→ Problem to work on:
From the data below, report how many lines contain the word "JSON", giving the number and nothing else.

→ Entries shown:
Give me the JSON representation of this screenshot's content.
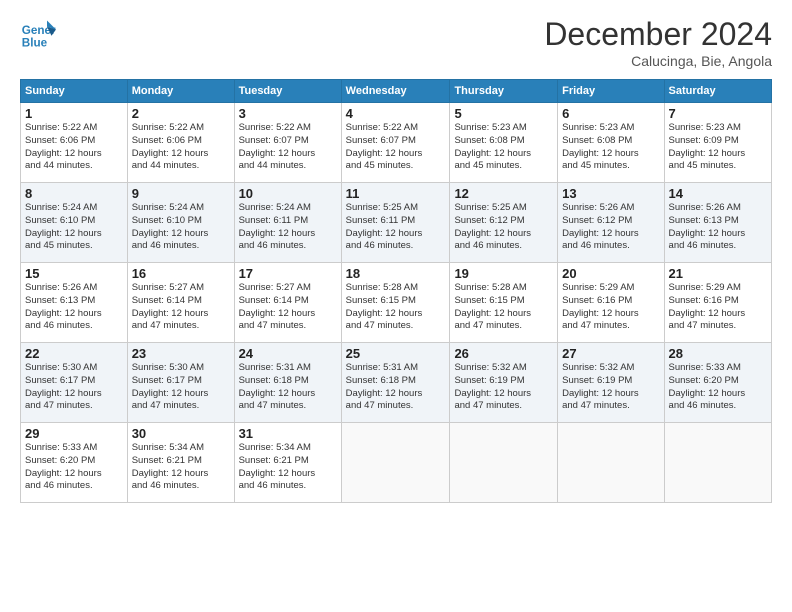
{
  "header": {
    "logo_line1": "General",
    "logo_line2": "Blue",
    "month": "December 2024",
    "location": "Calucinga, Bie, Angola"
  },
  "weekdays": [
    "Sunday",
    "Monday",
    "Tuesday",
    "Wednesday",
    "Thursday",
    "Friday",
    "Saturday"
  ],
  "weeks": [
    [
      {
        "day": "1",
        "rise": "5:22 AM",
        "set": "6:06 PM",
        "daylight": "12 hours and 44 minutes."
      },
      {
        "day": "2",
        "rise": "5:22 AM",
        "set": "6:06 PM",
        "daylight": "12 hours and 44 minutes."
      },
      {
        "day": "3",
        "rise": "5:22 AM",
        "set": "6:07 PM",
        "daylight": "12 hours and 44 minutes."
      },
      {
        "day": "4",
        "rise": "5:22 AM",
        "set": "6:07 PM",
        "daylight": "12 hours and 45 minutes."
      },
      {
        "day": "5",
        "rise": "5:23 AM",
        "set": "6:08 PM",
        "daylight": "12 hours and 45 minutes."
      },
      {
        "day": "6",
        "rise": "5:23 AM",
        "set": "6:08 PM",
        "daylight": "12 hours and 45 minutes."
      },
      {
        "day": "7",
        "rise": "5:23 AM",
        "set": "6:09 PM",
        "daylight": "12 hours and 45 minutes."
      }
    ],
    [
      {
        "day": "8",
        "rise": "5:24 AM",
        "set": "6:10 PM",
        "daylight": "12 hours and 45 minutes."
      },
      {
        "day": "9",
        "rise": "5:24 AM",
        "set": "6:10 PM",
        "daylight": "12 hours and 46 minutes."
      },
      {
        "day": "10",
        "rise": "5:24 AM",
        "set": "6:11 PM",
        "daylight": "12 hours and 46 minutes."
      },
      {
        "day": "11",
        "rise": "5:25 AM",
        "set": "6:11 PM",
        "daylight": "12 hours and 46 minutes."
      },
      {
        "day": "12",
        "rise": "5:25 AM",
        "set": "6:12 PM",
        "daylight": "12 hours and 46 minutes."
      },
      {
        "day": "13",
        "rise": "5:26 AM",
        "set": "6:12 PM",
        "daylight": "12 hours and 46 minutes."
      },
      {
        "day": "14",
        "rise": "5:26 AM",
        "set": "6:13 PM",
        "daylight": "12 hours and 46 minutes."
      }
    ],
    [
      {
        "day": "15",
        "rise": "5:26 AM",
        "set": "6:13 PM",
        "daylight": "12 hours and 46 minutes."
      },
      {
        "day": "16",
        "rise": "5:27 AM",
        "set": "6:14 PM",
        "daylight": "12 hours and 47 minutes."
      },
      {
        "day": "17",
        "rise": "5:27 AM",
        "set": "6:14 PM",
        "daylight": "12 hours and 47 minutes."
      },
      {
        "day": "18",
        "rise": "5:28 AM",
        "set": "6:15 PM",
        "daylight": "12 hours and 47 minutes."
      },
      {
        "day": "19",
        "rise": "5:28 AM",
        "set": "6:15 PM",
        "daylight": "12 hours and 47 minutes."
      },
      {
        "day": "20",
        "rise": "5:29 AM",
        "set": "6:16 PM",
        "daylight": "12 hours and 47 minutes."
      },
      {
        "day": "21",
        "rise": "5:29 AM",
        "set": "6:16 PM",
        "daylight": "12 hours and 47 minutes."
      }
    ],
    [
      {
        "day": "22",
        "rise": "5:30 AM",
        "set": "6:17 PM",
        "daylight": "12 hours and 47 minutes."
      },
      {
        "day": "23",
        "rise": "5:30 AM",
        "set": "6:17 PM",
        "daylight": "12 hours and 47 minutes."
      },
      {
        "day": "24",
        "rise": "5:31 AM",
        "set": "6:18 PM",
        "daylight": "12 hours and 47 minutes."
      },
      {
        "day": "25",
        "rise": "5:31 AM",
        "set": "6:18 PM",
        "daylight": "12 hours and 47 minutes."
      },
      {
        "day": "26",
        "rise": "5:32 AM",
        "set": "6:19 PM",
        "daylight": "12 hours and 47 minutes."
      },
      {
        "day": "27",
        "rise": "5:32 AM",
        "set": "6:19 PM",
        "daylight": "12 hours and 47 minutes."
      },
      {
        "day": "28",
        "rise": "5:33 AM",
        "set": "6:20 PM",
        "daylight": "12 hours and 46 minutes."
      }
    ],
    [
      {
        "day": "29",
        "rise": "5:33 AM",
        "set": "6:20 PM",
        "daylight": "12 hours and 46 minutes."
      },
      {
        "day": "30",
        "rise": "5:34 AM",
        "set": "6:21 PM",
        "daylight": "12 hours and 46 minutes."
      },
      {
        "day": "31",
        "rise": "5:34 AM",
        "set": "6:21 PM",
        "daylight": "12 hours and 46 minutes."
      },
      null,
      null,
      null,
      null
    ]
  ]
}
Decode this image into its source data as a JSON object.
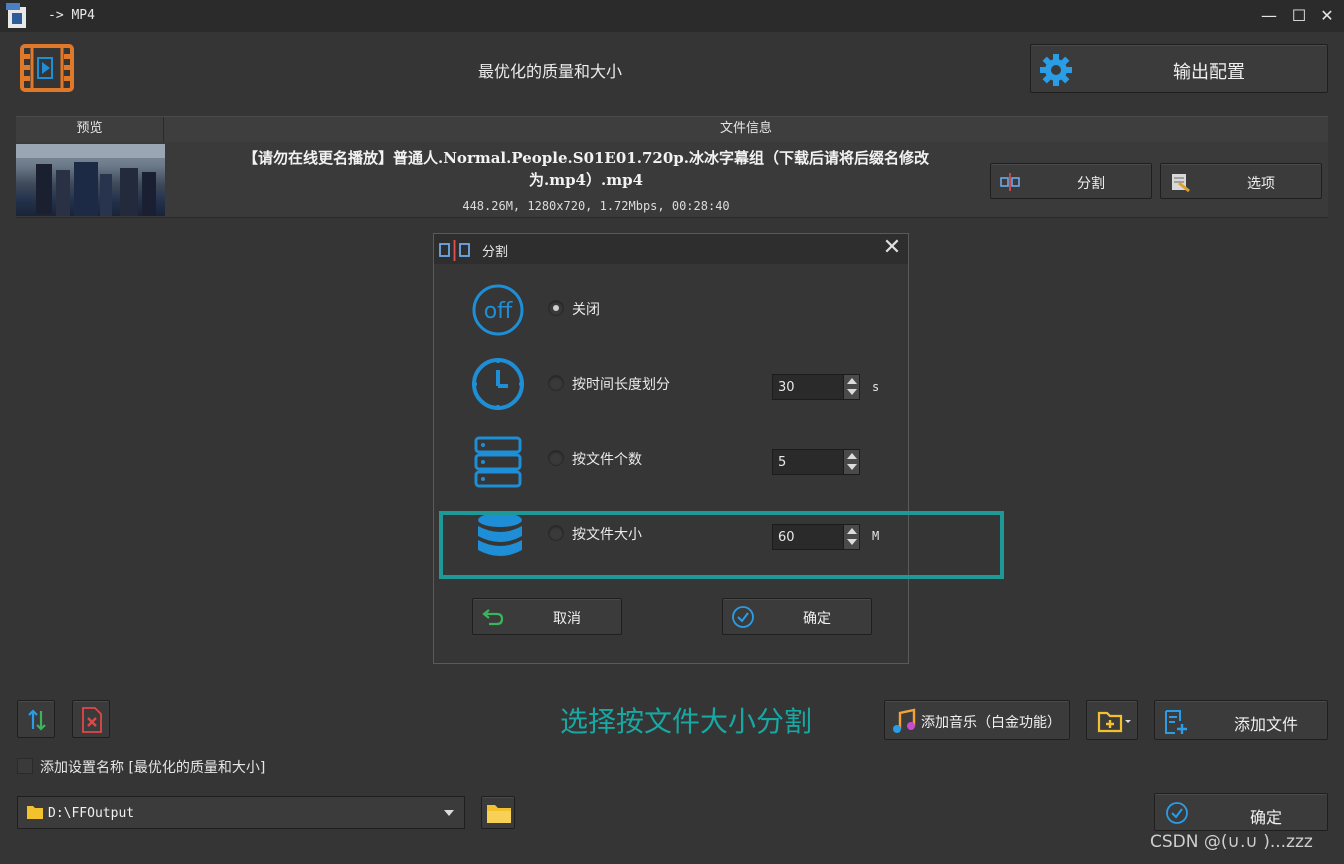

→ Final answer:
2